Elfrida Wing, the director’s wife, is an alcoholic novelist, with suicidal tendencies, who hides her vodka in a vinegar bottle. In book reviews, Elfrida has been compared to Virginia Woolf, but she doesn’t see the similarity and doesn’t really care for Woolf’s work. Elfrida hasn’t written a novel in 10 years, but she’s certain she can get started again. She keeps thinking up titles for her future novels, the latest names being The Zigzag Man and The Last Day of Virginia Woolf. Elfrida’s husband Reggie Tipton is a philanderer having a fling with a younger screenwriter who’s been hired to rewrite parts of the script. Elfrida has tolerated his cheating several times over the years they’ve been married. But she isn’t exactly an innocent, either, since she was complicit in cheating with Reggie, as they were having the affair when he was still married. After the success of her novel The Big Show, Elfrida and Reggie finally married. Then she had her miscarriage and “Everything had gone wrong after that, yes, that was the crisis point.” Besides being a cheater, Reggie is a pompous ass who’s legally changed his name to Rodrigo and insists on being called that. Eventually, she is determined to write the Virginia Woolf book and thinks the writing of it will solve her drinking problem. With that book in her head, “Life was suddenly worth living again.” Eventually Elfrida researches and follows Woolf’s life so closely that she even contemplates suicide in the manner of Virginia Woolf: wearing a fur coat with a stone in her pocket and drowning herself in the Ouse River. But even though Elfrida answers the fundamental philosophical question posed by Camus and quoted in the book’s second epigraph about deciding whether life is worth living, she still wants her agent to get her a two-book advance from her publisher.

Talbot doesn’t know a lot about some of the more private problems of the folks around him, but besides dealing with the typical kerfuffles on the set and the possible theft of film stock, his biggest problem is dealing with the Special Section detective inspector and the FBI agent who show up to question Anny about her husband Cornell, who they’re certain is in Britain to contact her. When Cornell does meet up with Anny, he wants money, which she borrows from Talbot to give him. It seems rather odd to me that Talbot doesn’t suspect that the money Anny wants ostensibly for “peace of mind” has something to do with Cornell. He wonders if it was “Blackmail? Some sort of pay-off? Gambling? A debt?... None of my business.” I guess, as he says, he has a “lot on his plate.” Soon, the FBI and Special Branch have more questions, and Anny flees the country, leaving Talbot without a lead actress. So, he sets off to find her.

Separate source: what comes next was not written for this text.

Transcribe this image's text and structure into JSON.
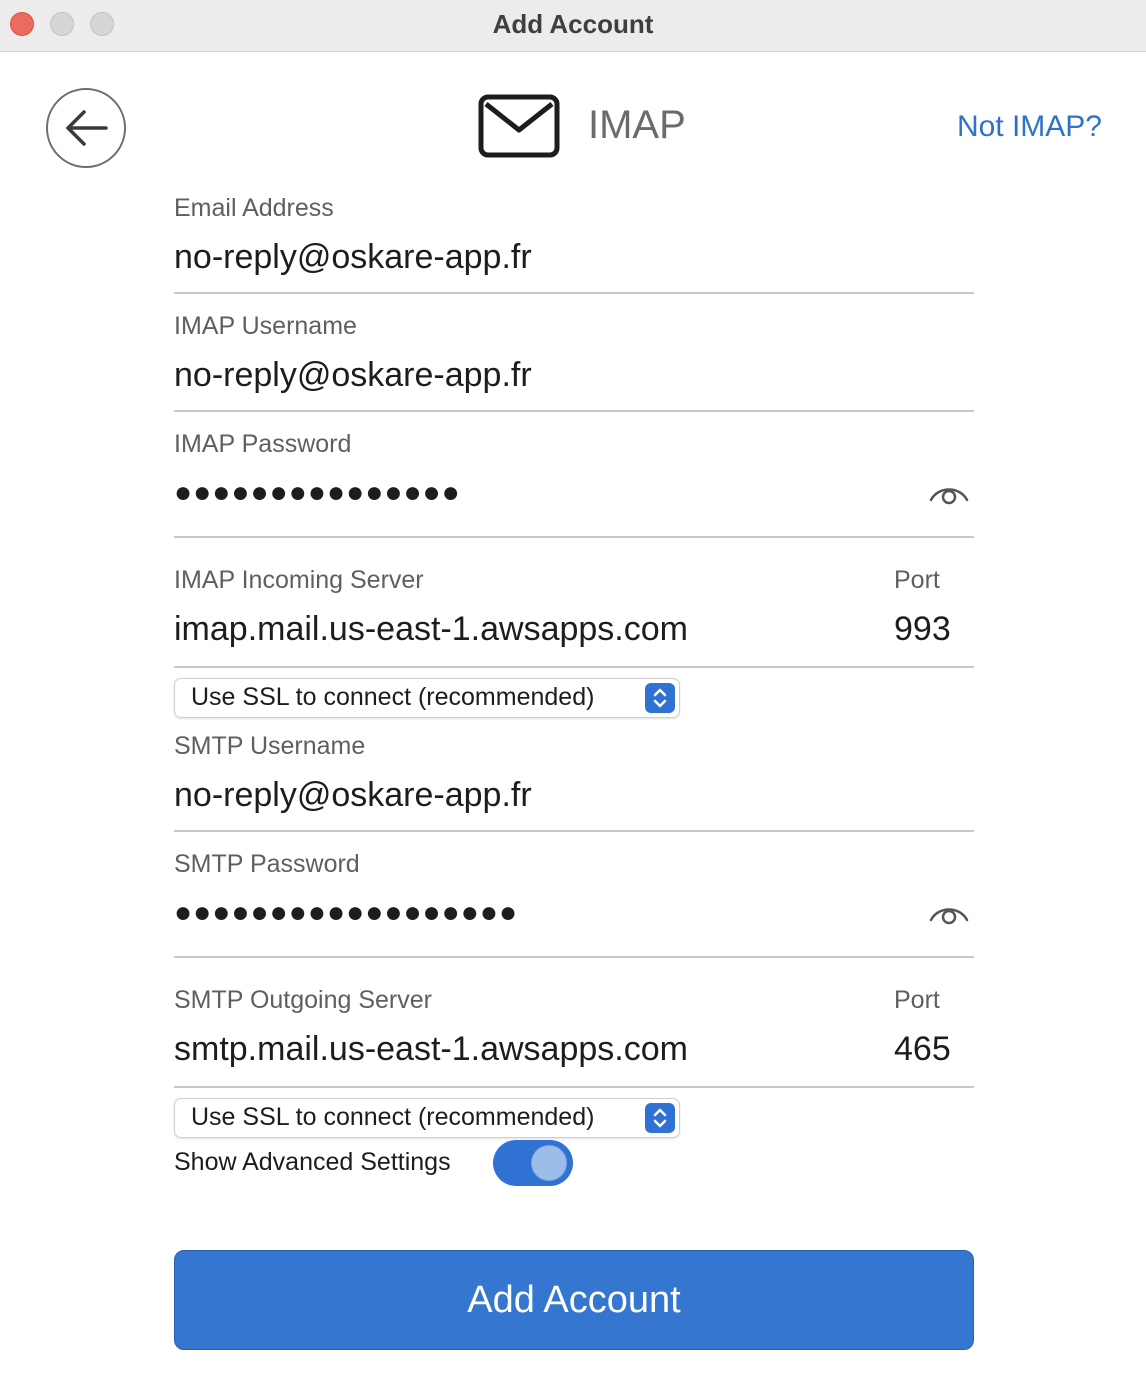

Trio is a fine, well-tuned novel with plenty of perfectly-paced drama, wit, and intriguing plot twists that accompany its more serious themes about privacy, secrecy, and Camus’s one fundamental philosophical question from which all questions follow. Since Boyd’s story is populated mostly with film folks, and knowing that Boyd has had his hand in screenplays and plays, I wouldn’t be surprised if he doesn’t write the screenplay for this story, even if film doesn’t quite reveal what’s going on in those masked and private human heads as perfectly as the novel.


The Brooklyn Rail

MARCH 2021

All Issues